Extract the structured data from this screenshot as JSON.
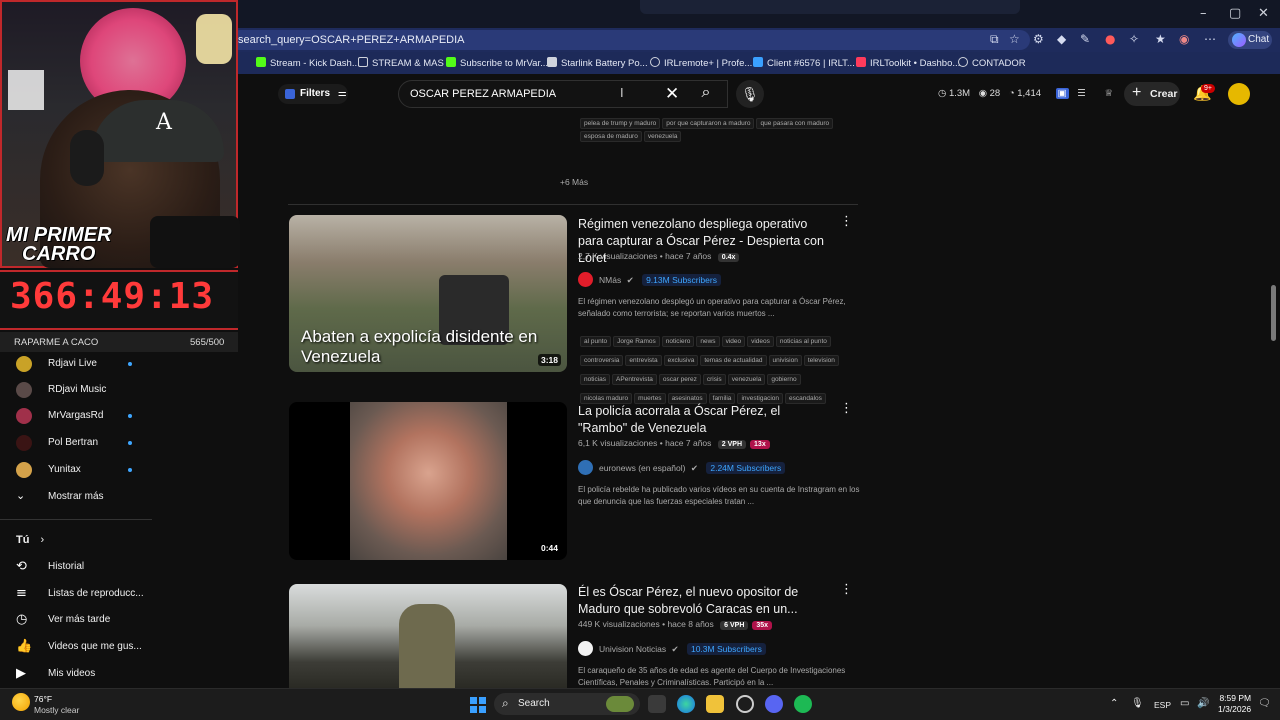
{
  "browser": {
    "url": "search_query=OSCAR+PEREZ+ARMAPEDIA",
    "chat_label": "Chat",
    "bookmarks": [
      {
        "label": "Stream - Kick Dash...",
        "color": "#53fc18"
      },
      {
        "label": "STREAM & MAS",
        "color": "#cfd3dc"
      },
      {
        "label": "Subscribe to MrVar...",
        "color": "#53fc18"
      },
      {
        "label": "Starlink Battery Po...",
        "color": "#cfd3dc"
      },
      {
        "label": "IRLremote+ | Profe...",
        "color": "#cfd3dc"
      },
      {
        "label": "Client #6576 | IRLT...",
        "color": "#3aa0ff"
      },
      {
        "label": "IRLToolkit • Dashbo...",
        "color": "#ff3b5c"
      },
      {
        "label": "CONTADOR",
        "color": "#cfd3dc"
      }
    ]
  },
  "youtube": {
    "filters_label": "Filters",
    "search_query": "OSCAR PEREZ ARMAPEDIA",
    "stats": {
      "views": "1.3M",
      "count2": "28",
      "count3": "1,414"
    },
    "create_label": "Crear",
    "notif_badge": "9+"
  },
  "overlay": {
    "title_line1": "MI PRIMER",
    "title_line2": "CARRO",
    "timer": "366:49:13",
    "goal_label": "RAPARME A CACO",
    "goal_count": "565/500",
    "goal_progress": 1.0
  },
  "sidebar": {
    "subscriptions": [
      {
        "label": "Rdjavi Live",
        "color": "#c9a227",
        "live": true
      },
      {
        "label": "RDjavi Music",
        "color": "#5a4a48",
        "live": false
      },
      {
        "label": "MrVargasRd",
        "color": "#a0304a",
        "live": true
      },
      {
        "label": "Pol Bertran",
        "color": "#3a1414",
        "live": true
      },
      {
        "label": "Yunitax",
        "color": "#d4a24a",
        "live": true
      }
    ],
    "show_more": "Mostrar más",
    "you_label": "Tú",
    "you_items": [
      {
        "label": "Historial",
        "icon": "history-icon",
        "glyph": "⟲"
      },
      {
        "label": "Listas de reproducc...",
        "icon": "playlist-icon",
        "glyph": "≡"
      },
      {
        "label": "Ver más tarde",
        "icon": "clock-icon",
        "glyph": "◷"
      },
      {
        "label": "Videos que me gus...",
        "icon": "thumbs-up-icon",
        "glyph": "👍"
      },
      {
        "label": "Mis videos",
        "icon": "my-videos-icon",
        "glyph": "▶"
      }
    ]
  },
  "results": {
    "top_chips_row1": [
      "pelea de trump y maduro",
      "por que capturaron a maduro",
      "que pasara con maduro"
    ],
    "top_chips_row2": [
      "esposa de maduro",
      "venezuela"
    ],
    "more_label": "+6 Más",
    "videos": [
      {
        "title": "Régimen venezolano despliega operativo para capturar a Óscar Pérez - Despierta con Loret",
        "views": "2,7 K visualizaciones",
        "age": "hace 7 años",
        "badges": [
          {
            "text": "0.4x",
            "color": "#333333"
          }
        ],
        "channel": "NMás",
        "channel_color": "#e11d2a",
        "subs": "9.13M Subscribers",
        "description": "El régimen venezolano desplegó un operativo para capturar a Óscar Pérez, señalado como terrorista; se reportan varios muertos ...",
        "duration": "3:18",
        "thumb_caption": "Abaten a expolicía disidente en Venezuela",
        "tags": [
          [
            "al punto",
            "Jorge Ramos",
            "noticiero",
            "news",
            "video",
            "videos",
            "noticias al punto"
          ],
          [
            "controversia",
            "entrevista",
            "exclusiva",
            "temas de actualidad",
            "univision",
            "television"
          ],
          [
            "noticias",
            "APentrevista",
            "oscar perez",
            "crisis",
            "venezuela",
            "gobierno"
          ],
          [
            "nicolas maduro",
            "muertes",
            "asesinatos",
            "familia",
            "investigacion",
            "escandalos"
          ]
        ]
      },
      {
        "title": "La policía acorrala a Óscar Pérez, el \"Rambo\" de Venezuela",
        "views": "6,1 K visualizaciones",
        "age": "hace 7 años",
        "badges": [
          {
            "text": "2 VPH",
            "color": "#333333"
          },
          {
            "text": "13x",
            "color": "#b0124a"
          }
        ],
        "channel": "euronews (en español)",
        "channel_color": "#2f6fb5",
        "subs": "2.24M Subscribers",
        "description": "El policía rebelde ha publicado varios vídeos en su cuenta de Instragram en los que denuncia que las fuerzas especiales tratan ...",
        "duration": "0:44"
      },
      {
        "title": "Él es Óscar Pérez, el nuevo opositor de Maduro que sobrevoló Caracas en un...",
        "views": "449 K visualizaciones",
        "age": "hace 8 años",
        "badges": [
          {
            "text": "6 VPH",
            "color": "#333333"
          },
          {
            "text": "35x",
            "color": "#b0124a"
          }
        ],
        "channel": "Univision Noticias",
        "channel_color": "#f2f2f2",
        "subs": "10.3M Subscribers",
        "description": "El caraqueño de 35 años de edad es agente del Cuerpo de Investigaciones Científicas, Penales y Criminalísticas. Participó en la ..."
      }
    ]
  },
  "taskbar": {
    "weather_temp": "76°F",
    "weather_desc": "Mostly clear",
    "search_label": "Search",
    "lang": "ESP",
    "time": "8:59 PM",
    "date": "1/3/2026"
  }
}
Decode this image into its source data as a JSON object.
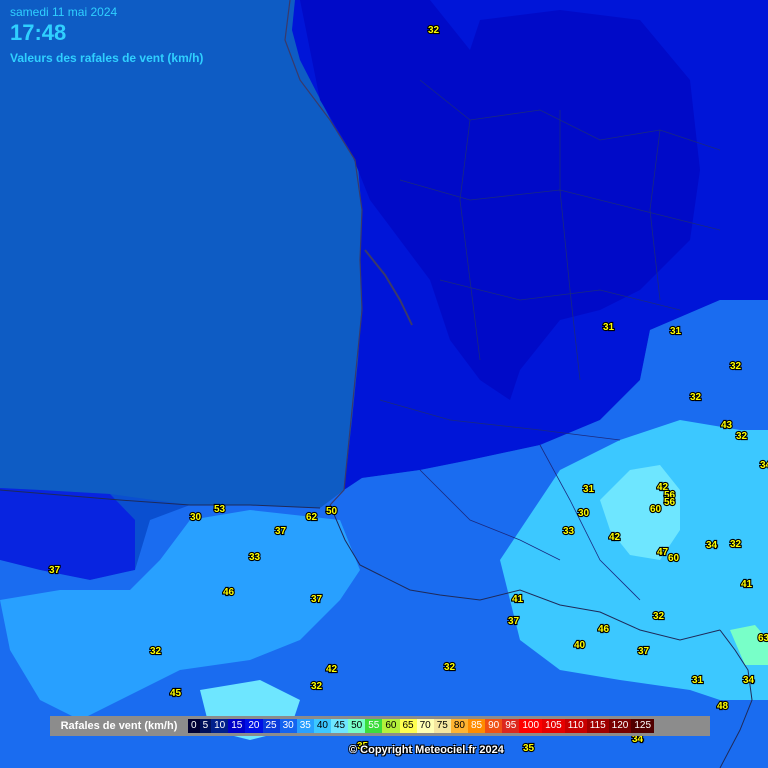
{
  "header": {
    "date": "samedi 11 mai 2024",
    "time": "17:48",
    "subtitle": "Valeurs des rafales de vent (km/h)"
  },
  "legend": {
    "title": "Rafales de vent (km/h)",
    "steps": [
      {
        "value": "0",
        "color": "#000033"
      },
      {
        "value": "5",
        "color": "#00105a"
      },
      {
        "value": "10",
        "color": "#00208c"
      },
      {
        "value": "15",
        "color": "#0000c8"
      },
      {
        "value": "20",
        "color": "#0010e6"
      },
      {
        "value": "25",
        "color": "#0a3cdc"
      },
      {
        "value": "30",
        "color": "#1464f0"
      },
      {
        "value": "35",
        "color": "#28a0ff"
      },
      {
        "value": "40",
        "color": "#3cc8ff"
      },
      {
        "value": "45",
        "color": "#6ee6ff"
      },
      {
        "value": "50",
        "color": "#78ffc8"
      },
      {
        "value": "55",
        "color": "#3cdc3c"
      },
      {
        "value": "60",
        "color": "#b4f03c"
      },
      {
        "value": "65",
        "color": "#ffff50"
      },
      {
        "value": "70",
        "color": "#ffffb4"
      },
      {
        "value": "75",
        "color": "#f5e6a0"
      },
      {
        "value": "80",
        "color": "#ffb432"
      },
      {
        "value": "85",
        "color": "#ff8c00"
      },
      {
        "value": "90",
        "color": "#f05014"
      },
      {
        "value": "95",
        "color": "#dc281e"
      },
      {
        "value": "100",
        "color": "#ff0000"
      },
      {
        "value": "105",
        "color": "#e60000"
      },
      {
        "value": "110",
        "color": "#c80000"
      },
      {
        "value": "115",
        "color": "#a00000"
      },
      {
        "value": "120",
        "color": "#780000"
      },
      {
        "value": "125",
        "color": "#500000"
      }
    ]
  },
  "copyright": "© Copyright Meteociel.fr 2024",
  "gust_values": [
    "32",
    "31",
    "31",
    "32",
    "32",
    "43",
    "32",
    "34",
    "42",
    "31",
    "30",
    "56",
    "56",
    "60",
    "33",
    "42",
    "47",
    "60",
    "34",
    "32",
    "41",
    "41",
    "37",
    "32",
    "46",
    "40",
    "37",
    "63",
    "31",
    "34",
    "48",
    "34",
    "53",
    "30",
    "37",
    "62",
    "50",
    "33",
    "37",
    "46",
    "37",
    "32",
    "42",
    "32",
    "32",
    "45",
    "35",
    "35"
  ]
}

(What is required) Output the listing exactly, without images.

(Answer space)
Extract the structured data from this screenshot as JSON.
{
  "browser": {
    "url": "search_query=OSCAR+PEREZ+ARMAPEDIA",
    "chat_label": "Chat",
    "bookmarks": [
      {
        "label": "Stream - Kick Dash...",
        "color": "#53fc18"
      },
      {
        "label": "STREAM & MAS",
        "color": "#cfd3dc"
      },
      {
        "label": "Subscribe to MrVar...",
        "color": "#53fc18"
      },
      {
        "label": "Starlink Battery Po...",
        "color": "#cfd3dc"
      },
      {
        "label": "IRLremote+ | Profe...",
        "color": "#cfd3dc"
      },
      {
        "label": "Client #6576 | IRLT...",
        "color": "#3aa0ff"
      },
      {
        "label": "IRLToolkit • Dashbo...",
        "color": "#ff3b5c"
      },
      {
        "label": "CONTADOR",
        "color": "#cfd3dc"
      }
    ]
  },
  "youtube": {
    "filters_label": "Filters",
    "search_query": "OSCAR PEREZ ARMAPEDIA",
    "stats": {
      "views": "1.3M",
      "count2": "28",
      "count3": "1,414"
    },
    "create_label": "Crear",
    "notif_badge": "9+"
  },
  "overlay": {
    "title_line1": "MI PRIMER",
    "title_line2": "CARRO",
    "timer": "366:49:13",
    "goal_label": "RAPARME A CACO",
    "goal_count": "565/500",
    "goal_progress": 1.0
  },
  "sidebar": {
    "subscriptions": [
      {
        "label": "Rdjavi Live",
        "color": "#c9a227",
        "live": true
      },
      {
        "label": "RDjavi Music",
        "color": "#5a4a48",
        "live": false
      },
      {
        "label": "MrVargasRd",
        "color": "#a0304a",
        "live": true
      },
      {
        "label": "Pol Bertran",
        "color": "#3a1414",
        "live": true
      },
      {
        "label": "Yunitax",
        "color": "#d4a24a",
        "live": true
      }
    ],
    "show_more": "Mostrar más",
    "you_label": "Tú",
    "you_items": [
      {
        "label": "Historial",
        "icon": "history-icon",
        "glyph": "⟲"
      },
      {
        "label": "Listas de reproducc...",
        "icon": "playlist-icon",
        "glyph": "≡"
      },
      {
        "label": "Ver más tarde",
        "icon": "clock-icon",
        "glyph": "◷"
      },
      {
        "label": "Videos que me gus...",
        "icon": "thumbs-up-icon",
        "glyph": "👍"
      },
      {
        "label": "Mis videos",
        "icon": "my-videos-icon",
        "glyph": "▶"
      }
    ]
  },
  "results": {
    "top_chips_row1": [
      "pelea de trump y maduro",
      "por que capturaron a maduro",
      "que pasara con maduro"
    ],
    "top_chips_row2": [
      "esposa de maduro",
      "venezuela"
    ],
    "more_label": "+6 Más",
    "videos": [
      {
        "title": "Régimen venezolano despliega operativo para capturar a Óscar Pérez - Despierta con Loret",
        "views": "2,7 K visualizaciones",
        "age": "hace 7 años",
        "badges": [
          {
            "text": "0.4x",
            "color": "#333333"
          }
        ],
        "channel": "NMás",
        "channel_color": "#e11d2a",
        "subs": "9.13M Subscribers",
        "description": "El régimen venezolano desplegó un operativo para capturar a Óscar Pérez, señalado como terrorista; se reportan varios muertos ...",
        "duration": "3:18",
        "thumb_caption": "Abaten a expolicía disidente en Venezuela",
        "tags": [
          [
            "al punto",
            "Jorge Ramos",
            "noticiero",
            "news",
            "video",
            "videos",
            "noticias al punto"
          ],
          [
            "controversia",
            "entrevista",
            "exclusiva",
            "temas de actualidad",
            "univision",
            "television"
          ],
          [
            "noticias",
            "APentrevista",
            "oscar perez",
            "crisis",
            "venezuela",
            "gobierno"
          ],
          [
            "nicolas maduro",
            "muertes",
            "asesinatos",
            "familia",
            "investigacion",
            "escandalos"
          ]
        ]
      },
      {
        "title": "La policía acorrala a Óscar Pérez, el \"Rambo\" de Venezuela",
        "views": "6,1 K visualizaciones",
        "age": "hace 7 años",
        "badges": [
          {
            "text": "2 VPH",
            "color": "#333333"
          },
          {
            "text": "13x",
            "color": "#b0124a"
          }
        ],
        "channel": "euronews (en español)",
        "channel_color": "#2f6fb5",
        "subs": "2.24M Subscribers",
        "description": "El policía rebelde ha publicado varios vídeos en su cuenta de Instragram en los que denuncia que las fuerzas especiales tratan ...",
        "duration": "0:44"
      },
      {
        "title": "Él es Óscar Pérez, el nuevo opositor de Maduro que sobrevoló Caracas en un...",
        "views": "449 K visualizaciones",
        "age": "hace 8 años",
        "badges": [
          {
            "text": "6 VPH",
            "color": "#333333"
          },
          {
            "text": "35x",
            "color": "#b0124a"
          }
        ],
        "channel": "Univision Noticias",
        "channel_color": "#f2f2f2",
        "subs": "10.3M Subscribers",
        "description": "El caraqueño de 35 años de edad es agente del Cuerpo de Investigaciones Científicas, Penales y Criminalísticas. Participó en la ..."
      }
    ]
  },
  "taskbar": {
    "weather_temp": "76°F",
    "weather_desc": "Mostly clear",
    "search_label": "Search",
    "lang": "ESP",
    "time": "8:59 PM",
    "date": "1/3/2026"
  }
}
Decode this image into its source data as a JSON object.
{
  "header": {
    "date": "samedi 11 mai 2024",
    "time": "17:48",
    "subtitle": "Valeurs des rafales de vent (km/h)"
  },
  "legend": {
    "title": "Rafales de vent (km/h)",
    "steps": [
      {
        "value": "0",
        "color": "#000033"
      },
      {
        "value": "5",
        "color": "#00105a"
      },
      {
        "value": "10",
        "color": "#00208c"
      },
      {
        "value": "15",
        "color": "#0000c8"
      },
      {
        "value": "20",
        "color": "#0010e6"
      },
      {
        "value": "25",
        "color": "#0a3cdc"
      },
      {
        "value": "30",
        "color": "#1464f0"
      },
      {
        "value": "35",
        "color": "#28a0ff"
      },
      {
        "value": "40",
        "color": "#3cc8ff"
      },
      {
        "value": "45",
        "color": "#6ee6ff"
      },
      {
        "value": "50",
        "color": "#78ffc8"
      },
      {
        "value": "55",
        "color": "#3cdc3c"
      },
      {
        "value": "60",
        "color": "#b4f03c"
      },
      {
        "value": "65",
        "color": "#ffff50"
      },
      {
        "value": "70",
        "color": "#ffffb4"
      },
      {
        "value": "75",
        "color": "#f5e6a0"
      },
      {
        "value": "80",
        "color": "#ffb432"
      },
      {
        "value": "85",
        "color": "#ff8c00"
      },
      {
        "value": "90",
        "color": "#f05014"
      },
      {
        "value": "95",
        "color": "#dc281e"
      },
      {
        "value": "100",
        "color": "#ff0000"
      },
      {
        "value": "105",
        "color": "#e60000"
      },
      {
        "value": "110",
        "color": "#c80000"
      },
      {
        "value": "115",
        "color": "#a00000"
      },
      {
        "value": "120",
        "color": "#780000"
      },
      {
        "value": "125",
        "color": "#500000"
      }
    ]
  },
  "copyright": "© Copyright Meteociel.fr 2024",
  "gust_values": [
    "32",
    "31",
    "31",
    "32",
    "32",
    "43",
    "32",
    "34",
    "42",
    "31",
    "30",
    "56",
    "56",
    "60",
    "33",
    "42",
    "47",
    "60",
    "34",
    "32",
    "41",
    "41",
    "37",
    "32",
    "46",
    "40",
    "37",
    "63",
    "31",
    "34",
    "48",
    "34",
    "53",
    "30",
    "37",
    "62",
    "50",
    "33",
    "37",
    "46",
    "37",
    "32",
    "42",
    "32",
    "32",
    "45",
    "35",
    "35"
  ]
}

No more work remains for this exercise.